It would take an estimated $80 billion to extend broadband to all U.S. areas that lack it, but the White House has initially proposed spending just $25 billion over 10 years on rural infrastructure needs.
At the same time, policy experts disagree about how best to expand rural broadband -- and what responsibility government has to subsidize it, unlike the government's project to bring electric to all people in rural America (REA).
Only 55 percent of rural U.S. residents have access to download speeds faster than 25 megabits per second, the government's standard for adequate service.
That compares with 94 percent in urban areas, according to a 2016 Congressional Research Service report.
Advocates say high-speed internet is an increasing necessity for everyday residential and business activity, and for economic growth.
In rural Calhoun, a few individuals have tried to operate small business, unable to survive without sacrifice.
For example, farm equipment now comes with the option of remotely troubleshooting a problem with a tractor or combine -- but only if you've got the bandwidth. Farmers who lack broadband must haul their equipment to a repair shop and potentially lose days of planting or harvesting.
They also can't get real-time data on soil or moisture conditions, which can lead to over-applying seeds and fertilizers, raising costs, creating environmental damage and making their farms less profitable and efficient.
"Without it, you're asking farmers and ranchers to operate a viable business without modern technology,'' said R.J. Karney, director of congressional relations for the American Farm Bureau Federation in Washington.
Annual initiatives suggested by political officials are slow moving, including making grants and loans to towns or rural cooperatives, extending tax credits to lure for-profit companies into under-served areas, and holding "reverse auctions" in which providers bid on public money that's offered to bring service to specified areas for the lowest cost.

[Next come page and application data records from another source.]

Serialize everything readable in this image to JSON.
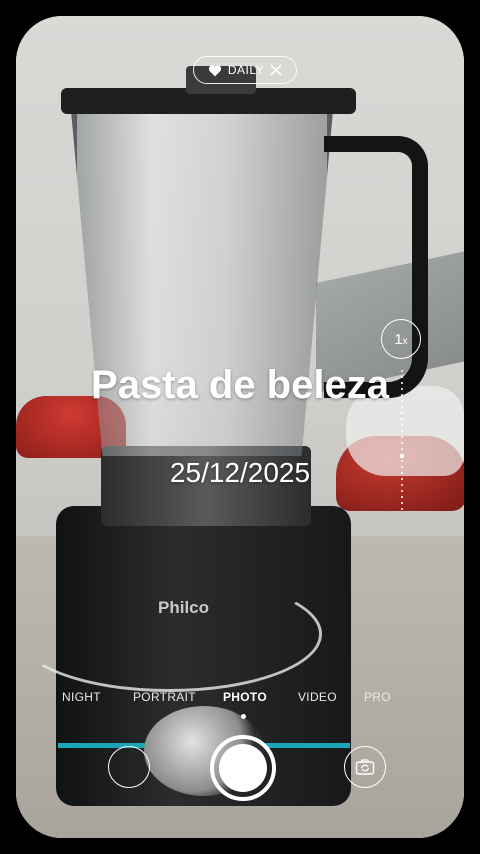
{
  "daily_badge": {
    "label": "DAILY",
    "icon": "heart-icon",
    "close_icon": "close-icon"
  },
  "overlay": {
    "title": "Pasta de beleza",
    "date": "25/12/2025"
  },
  "zoom": {
    "value": "1",
    "unit": "x"
  },
  "modes": [
    {
      "label": "NIGHT",
      "active": false
    },
    {
      "label": "PORTRAIT",
      "active": false
    },
    {
      "label": "PHOTO",
      "active": true
    },
    {
      "label": "VIDEO",
      "active": false
    },
    {
      "label": "PRO",
      "active": false
    }
  ],
  "controls": {
    "gallery_icon": "gallery-thumbnail-icon",
    "shutter_icon": "shutter-icon",
    "flip_icon": "camera-flip-icon"
  },
  "scene": {
    "brand_label": "Philco"
  },
  "colors": {
    "overlay_text": "#ffffff",
    "accent_cyan": "#1aa6b7"
  }
}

They make good political fodder.
The $80 billion price-tag for reaching all residential and business locations that lack access to fiber or cable broadband can be slashed by being slightly less ambitious, according to a paper released in January by Paul de Sa, former chief of the Federal Communications Commission's Office of Strategic Planning and Policy Analysis.
Spending about $40 billion, for example, would extend broadband service to 98 percent of the places that lack it, while spending $10 billion would reach about 92 percent, the analysis showed.
Investment in broadband is probably more beneficial than funding other areas of infrastructure because the U.S. is "just beginning to realize the potential innovation and productivity gains" it offers, de Sa said in the paper.
Still the focus is on roads, bridges and public facilities.
"You're only getting left further and further behind as time goes on and internet-based stuff becomes even more important to every aspect of people's lives,'' de Sa said.
A skeptic is Ryan Bourne, an economist at the Cato Institute in Washington. "Clearly, broadband access is very important for the economy and very important for individuals," he said. "But we shouldn't entirely throw out economic considerations here."
Previous spending has drawn criticism. Some of the $7.2 billion spent on rural broadband in President Barack Obama's 2009 stimulus bill was wasted, said Rep. Collin Peterson of Minnesota, the top Democrat on the House Agriculture Committee.
Much of it was wasted.
Aid went to more prosperous areas that may be more profitable for providers but did little to expand access, he said.
Shirley Bloomfield, chief executive of NTCA-The Rural Broadband Association, which represents independent telecommunications companies in rural areas and small towns, said the timing to expand rural broadband is good, with advocates pushing for it and exit polls showing that 62 percent of voters in small cities or rural areas voted for Trump in 2016.
My personal interest in broadband and as a Calhoun Commissioner of 18 years, seems to have been for naught.
So what now?
Will it still be broadband promises, broadband dreams?